Items from a data source
* * * * * * * * *
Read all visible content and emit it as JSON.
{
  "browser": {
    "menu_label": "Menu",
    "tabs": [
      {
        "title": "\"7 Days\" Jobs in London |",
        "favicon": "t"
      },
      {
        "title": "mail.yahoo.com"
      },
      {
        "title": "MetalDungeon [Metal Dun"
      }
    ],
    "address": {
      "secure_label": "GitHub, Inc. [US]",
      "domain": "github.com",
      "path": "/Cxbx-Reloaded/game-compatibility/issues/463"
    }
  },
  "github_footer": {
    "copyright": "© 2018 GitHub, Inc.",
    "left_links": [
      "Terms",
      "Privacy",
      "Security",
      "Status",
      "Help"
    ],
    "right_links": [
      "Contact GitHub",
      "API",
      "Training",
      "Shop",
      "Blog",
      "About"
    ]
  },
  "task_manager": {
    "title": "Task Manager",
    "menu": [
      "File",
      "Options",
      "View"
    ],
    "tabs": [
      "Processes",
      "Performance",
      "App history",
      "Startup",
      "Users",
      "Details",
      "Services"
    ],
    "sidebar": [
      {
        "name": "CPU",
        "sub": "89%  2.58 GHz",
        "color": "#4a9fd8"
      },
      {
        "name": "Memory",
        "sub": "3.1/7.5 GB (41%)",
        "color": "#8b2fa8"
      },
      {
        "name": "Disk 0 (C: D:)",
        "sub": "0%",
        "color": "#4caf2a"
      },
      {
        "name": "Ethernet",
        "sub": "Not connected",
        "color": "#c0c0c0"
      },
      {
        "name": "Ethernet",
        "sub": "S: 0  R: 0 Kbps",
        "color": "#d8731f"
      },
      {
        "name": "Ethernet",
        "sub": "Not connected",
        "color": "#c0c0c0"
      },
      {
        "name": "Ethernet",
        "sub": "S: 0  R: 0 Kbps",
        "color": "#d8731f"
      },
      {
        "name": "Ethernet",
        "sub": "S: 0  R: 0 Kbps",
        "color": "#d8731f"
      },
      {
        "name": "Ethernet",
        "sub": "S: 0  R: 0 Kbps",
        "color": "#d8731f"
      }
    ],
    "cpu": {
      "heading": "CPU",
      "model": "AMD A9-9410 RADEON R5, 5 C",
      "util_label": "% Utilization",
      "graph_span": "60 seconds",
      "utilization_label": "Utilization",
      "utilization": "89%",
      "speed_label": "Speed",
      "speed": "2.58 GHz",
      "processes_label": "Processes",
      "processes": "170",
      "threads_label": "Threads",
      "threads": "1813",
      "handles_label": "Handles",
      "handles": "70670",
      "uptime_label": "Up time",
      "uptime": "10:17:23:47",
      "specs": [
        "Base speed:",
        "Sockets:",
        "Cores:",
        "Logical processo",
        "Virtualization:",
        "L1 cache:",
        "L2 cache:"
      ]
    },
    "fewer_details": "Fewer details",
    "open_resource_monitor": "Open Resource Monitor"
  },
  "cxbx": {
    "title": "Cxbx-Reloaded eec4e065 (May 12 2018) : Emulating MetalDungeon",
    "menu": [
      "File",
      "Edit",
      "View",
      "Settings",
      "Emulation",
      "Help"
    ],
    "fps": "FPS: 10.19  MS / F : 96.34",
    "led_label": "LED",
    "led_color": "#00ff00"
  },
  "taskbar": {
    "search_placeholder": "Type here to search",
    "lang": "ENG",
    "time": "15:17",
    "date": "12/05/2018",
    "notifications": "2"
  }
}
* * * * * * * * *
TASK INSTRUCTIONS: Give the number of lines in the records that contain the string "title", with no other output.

TASK OUTPUT: 5